What is needed is an exact copy of every record below.

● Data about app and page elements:
▬▬▬▬▬▬

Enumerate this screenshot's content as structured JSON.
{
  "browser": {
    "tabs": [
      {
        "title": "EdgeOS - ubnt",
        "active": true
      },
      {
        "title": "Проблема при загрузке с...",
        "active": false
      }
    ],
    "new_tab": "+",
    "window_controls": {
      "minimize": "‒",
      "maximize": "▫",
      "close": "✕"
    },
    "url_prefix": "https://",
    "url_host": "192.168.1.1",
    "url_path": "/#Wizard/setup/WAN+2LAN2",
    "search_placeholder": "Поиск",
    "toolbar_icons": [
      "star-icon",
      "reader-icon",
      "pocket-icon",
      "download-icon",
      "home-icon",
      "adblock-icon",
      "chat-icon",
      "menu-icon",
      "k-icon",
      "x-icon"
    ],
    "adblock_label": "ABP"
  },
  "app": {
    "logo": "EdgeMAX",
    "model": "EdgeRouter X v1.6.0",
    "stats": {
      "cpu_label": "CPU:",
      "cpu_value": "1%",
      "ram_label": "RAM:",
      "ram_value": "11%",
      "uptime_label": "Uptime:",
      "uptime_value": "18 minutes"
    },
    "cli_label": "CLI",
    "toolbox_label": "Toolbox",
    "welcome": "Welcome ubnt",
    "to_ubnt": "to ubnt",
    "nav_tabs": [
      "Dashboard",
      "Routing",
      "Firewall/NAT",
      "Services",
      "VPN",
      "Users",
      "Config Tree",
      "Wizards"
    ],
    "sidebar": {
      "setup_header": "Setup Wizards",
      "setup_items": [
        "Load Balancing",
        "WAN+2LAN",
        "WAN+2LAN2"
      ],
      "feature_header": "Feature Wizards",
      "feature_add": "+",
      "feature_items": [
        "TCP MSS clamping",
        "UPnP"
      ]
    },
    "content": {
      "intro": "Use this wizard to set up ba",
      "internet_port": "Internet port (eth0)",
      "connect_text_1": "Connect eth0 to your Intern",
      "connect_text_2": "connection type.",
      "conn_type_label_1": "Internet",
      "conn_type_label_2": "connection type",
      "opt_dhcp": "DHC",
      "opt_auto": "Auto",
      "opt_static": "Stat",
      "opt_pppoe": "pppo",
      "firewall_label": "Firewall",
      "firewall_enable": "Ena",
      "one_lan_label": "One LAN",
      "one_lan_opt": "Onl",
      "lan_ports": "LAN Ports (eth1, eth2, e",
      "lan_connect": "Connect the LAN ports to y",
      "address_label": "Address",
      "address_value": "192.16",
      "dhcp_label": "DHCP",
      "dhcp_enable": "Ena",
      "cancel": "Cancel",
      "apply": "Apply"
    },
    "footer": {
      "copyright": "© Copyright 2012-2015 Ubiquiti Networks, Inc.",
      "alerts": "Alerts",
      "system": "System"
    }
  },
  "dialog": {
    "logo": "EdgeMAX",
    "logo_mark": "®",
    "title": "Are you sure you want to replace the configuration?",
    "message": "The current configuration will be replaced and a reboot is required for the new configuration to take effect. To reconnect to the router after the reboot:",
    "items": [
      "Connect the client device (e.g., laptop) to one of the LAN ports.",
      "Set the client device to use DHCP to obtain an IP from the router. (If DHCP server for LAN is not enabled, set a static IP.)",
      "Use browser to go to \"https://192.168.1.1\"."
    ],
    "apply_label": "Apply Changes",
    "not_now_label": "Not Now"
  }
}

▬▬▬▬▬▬

● EXPECTED ANSWER:
Enumerate this screenshot's content as structured JSON.
{
  "browser": {
    "tabs": [
      {
        "title": "EdgeOS - ubnt",
        "active": true
      },
      {
        "title": "Проблема при загрузке с...",
        "active": false
      }
    ],
    "new_tab": "+",
    "window_controls": {
      "minimize": "‒",
      "maximize": "▫",
      "close": "✕"
    },
    "url_prefix": "https://",
    "url_host": "192.168.1.1",
    "url_path": "/#Wizard/setup/WAN+2LAN2",
    "search_placeholder": "Поиск",
    "toolbar_icons": [
      "star-icon",
      "reader-icon",
      "pocket-icon",
      "download-icon",
      "home-icon",
      "adblock-icon",
      "chat-icon",
      "menu-icon",
      "k-icon",
      "x-icon"
    ],
    "adblock_label": "ABP"
  },
  "app": {
    "logo": "EdgeMAX",
    "model": "EdgeRouter X v1.6.0",
    "stats": {
      "cpu_label": "CPU:",
      "cpu_value": "1%",
      "ram_label": "RAM:",
      "ram_value": "11%",
      "uptime_label": "Uptime:",
      "uptime_value": "18 minutes"
    },
    "cli_label": "CLI",
    "toolbox_label": "Toolbox",
    "welcome": "Welcome ubnt",
    "to_ubnt": "to ubnt",
    "nav_tabs": [
      "Dashboard",
      "Routing",
      "Firewall/NAT",
      "Services",
      "VPN",
      "Users",
      "Config Tree",
      "Wizards"
    ],
    "sidebar": {
      "setup_header": "Setup Wizards",
      "setup_items": [
        "Load Balancing",
        "WAN+2LAN",
        "WAN+2LAN2"
      ],
      "feature_header": "Feature Wizards",
      "feature_add": "+",
      "feature_items": [
        "TCP MSS clamping",
        "UPnP"
      ]
    },
    "content": {
      "intro": "Use this wizard to set up ba",
      "internet_port": "Internet port (eth0)",
      "connect_text_1": "Connect eth0 to your Intern",
      "connect_text_2": "connection type.",
      "conn_type_label_1": "Internet",
      "conn_type_label_2": "connection type",
      "opt_dhcp": "DHC",
      "opt_auto": "Auto",
      "opt_static": "Stat",
      "opt_pppoe": "pppo",
      "firewall_label": "Firewall",
      "firewall_enable": "Ena",
      "one_lan_label": "One LAN",
      "one_lan_opt": "Onl",
      "lan_ports": "LAN Ports (eth1, eth2, e",
      "lan_connect": "Connect the LAN ports to y",
      "address_label": "Address",
      "address_value": "192.16",
      "dhcp_label": "DHCP",
      "dhcp_enable": "Ena",
      "cancel": "Cancel",
      "apply": "Apply"
    },
    "footer": {
      "copyright": "© Copyright 2012-2015 Ubiquiti Networks, Inc.",
      "alerts": "Alerts",
      "system": "System"
    }
  },
  "dialog": {
    "logo": "EdgeMAX",
    "logo_mark": "®",
    "title": "Are you sure you want to replace the configuration?",
    "message": "The current configuration will be replaced and a reboot is required for the new configuration to take effect. To reconnect to the router after the reboot:",
    "items": [
      "Connect the client device (e.g., laptop) to one of the LAN ports.",
      "Set the client device to use DHCP to obtain an IP from the router. (If DHCP server for LAN is not enabled, set a static IP.)",
      "Use browser to go to \"https://192.168.1.1\"."
    ],
    "apply_label": "Apply Changes",
    "not_now_label": "Not Now"
  }
}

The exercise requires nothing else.